Instructions to follow> If a line in the entries below includes "title", show that line.

Dataset rows describing interfaces>
· · · · ·

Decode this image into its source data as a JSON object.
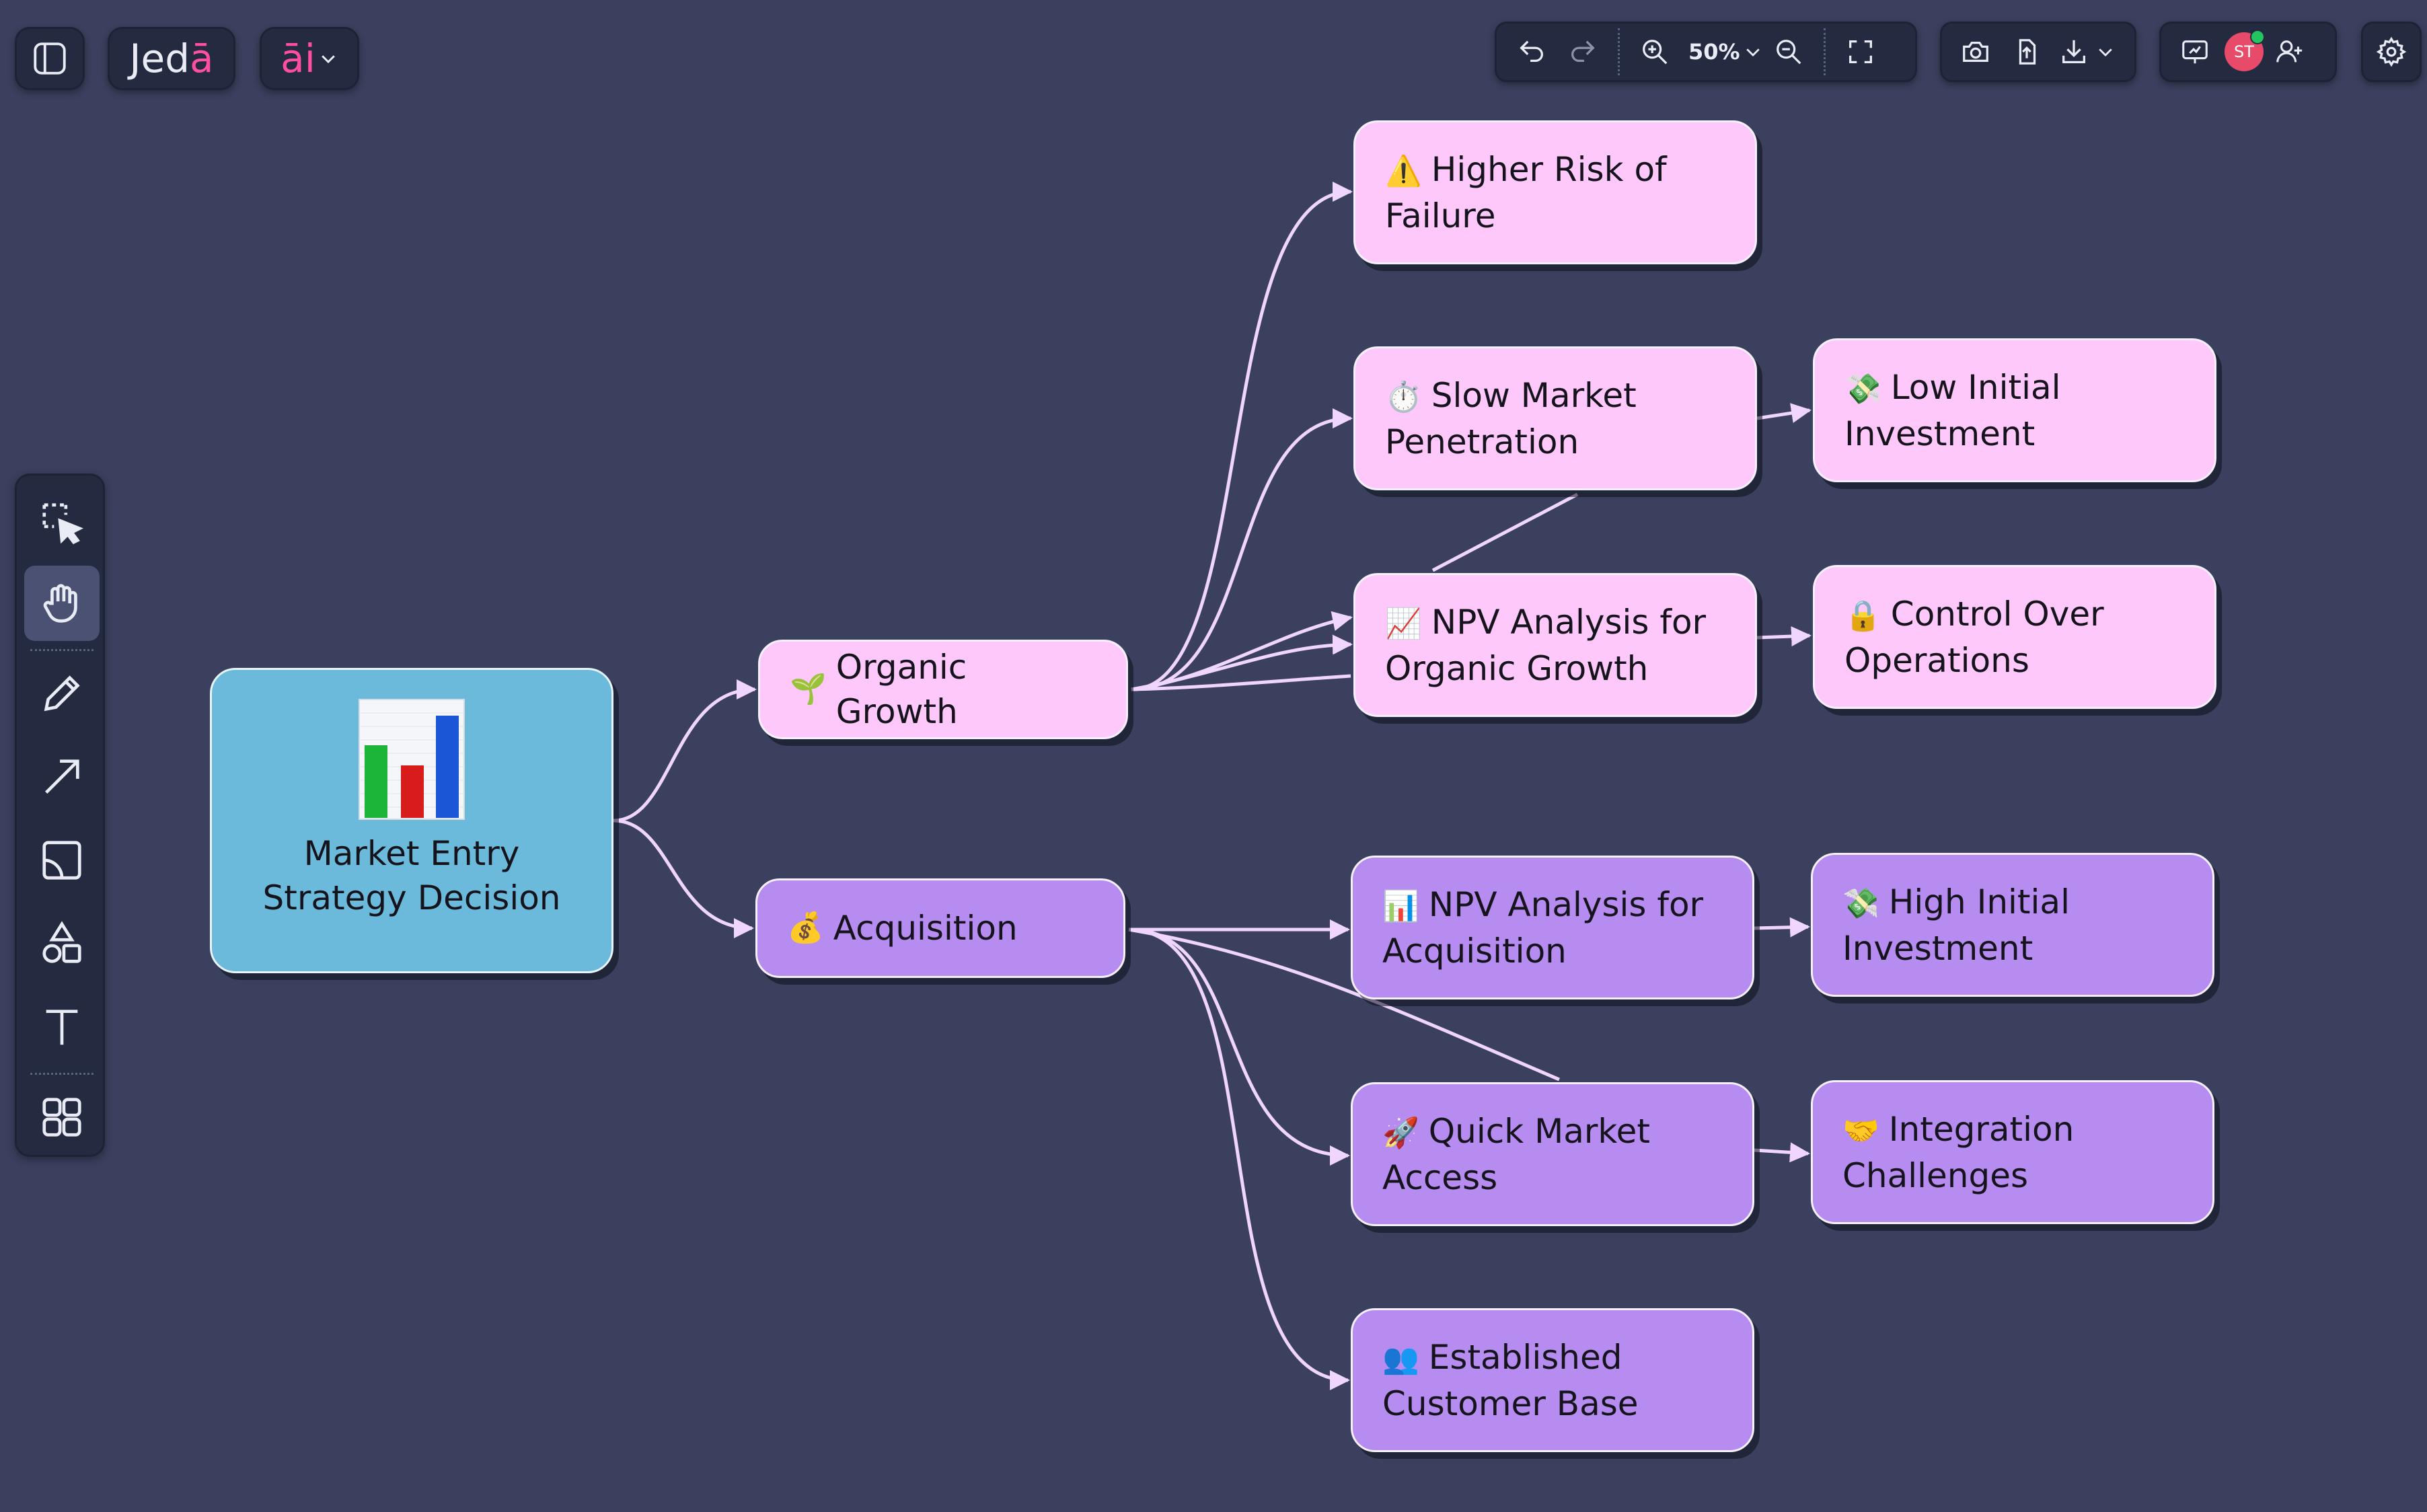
{
  "app": {
    "brand_prefix": "Jed",
    "brand_suffix": "ā",
    "ai_label": "āi"
  },
  "toolbar": {
    "zoom_label": "50%",
    "avatar_initials": "ST"
  },
  "colors": {
    "canvas": "#3a405d",
    "toolbar": "#242a40",
    "root_node": "#6cbadb",
    "branch_pink": "#ffc8fb",
    "branch_purple": "#b68cf0",
    "edge": "#f0d6ff",
    "brand_accent": "#ff4fa3",
    "avatar": "#e84a6a"
  },
  "map": {
    "root": {
      "label": "Market Entry Strategy Decision",
      "icon": "bar-chart-icon"
    },
    "organic": {
      "label": "Organic Growth",
      "icon": "🌱"
    },
    "acquisition": {
      "label": "Acquisition",
      "icon": "💰"
    },
    "higher_risk": {
      "label": "Higher Risk of Failure",
      "icon": "⚠️"
    },
    "slow_market": {
      "label": "Slow Market Penetration",
      "icon": "⏱️"
    },
    "npv_organic": {
      "label": "NPV Analysis for Organic Growth",
      "icon": "📈"
    },
    "low_investment": {
      "label": "Low Initial Investment",
      "icon": "💸"
    },
    "control_ops": {
      "label": "Control Over Operations",
      "icon": "🔒"
    },
    "npv_acq": {
      "label": "NPV Analysis for Acquisition",
      "icon": "📊"
    },
    "high_investment": {
      "label": "High Initial Investment",
      "icon": "💸"
    },
    "quick_access": {
      "label": "Quick Market Access",
      "icon": "🚀"
    },
    "integration": {
      "label": "Integration Challenges",
      "icon": "🤝"
    },
    "customer_base": {
      "label": "Established Customer Base",
      "icon": "👥"
    }
  }
}
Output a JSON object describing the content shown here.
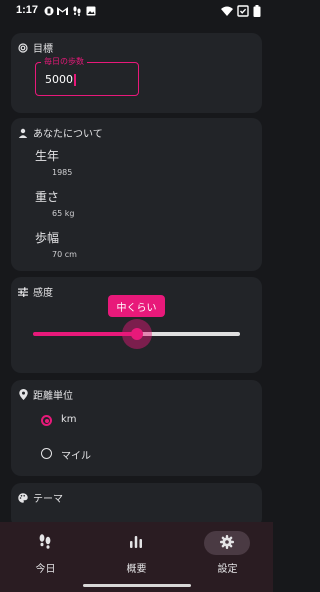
{
  "status_bar": {
    "time": "1:17",
    "battery_icon": "battery-icon",
    "wifi_icon": "wifi-icon"
  },
  "goal": {
    "title": "目標",
    "icon": "target-icon",
    "field_label": "毎日の歩数",
    "field_value": "5000"
  },
  "about": {
    "title": "あなたについて",
    "icon": "person-icon",
    "items": [
      {
        "label": "生年",
        "value": "1985"
      },
      {
        "label": "重さ",
        "value": "65 kg"
      },
      {
        "label": "歩幅",
        "value": "70 cm"
      }
    ]
  },
  "sensitivity": {
    "title": "感度",
    "icon": "tune-icon",
    "tooltip": "中くらい",
    "level": 0.5
  },
  "distance_unit": {
    "title": "距離単位",
    "icon": "location-pin-icon",
    "options": [
      {
        "label": "km",
        "selected": true
      },
      {
        "label": "マイル",
        "selected": false
      }
    ]
  },
  "theme": {
    "title": "テーマ",
    "icon": "palette-icon"
  },
  "nav": {
    "items": [
      {
        "label": "今日",
        "icon": "footsteps-icon",
        "active": false
      },
      {
        "label": "概要",
        "icon": "bar-chart-icon",
        "active": false
      },
      {
        "label": "設定",
        "icon": "gear-icon",
        "active": true
      }
    ]
  },
  "colors": {
    "accent": "#e8197a",
    "background": "#17181b",
    "card": "#222428",
    "navbar": "#2a1c22"
  }
}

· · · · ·

Solution>
    "title": "目標",
    "title": "あなたについて",
    "title": "感度",
    "title": "距離単位",
    "title": "テーマ",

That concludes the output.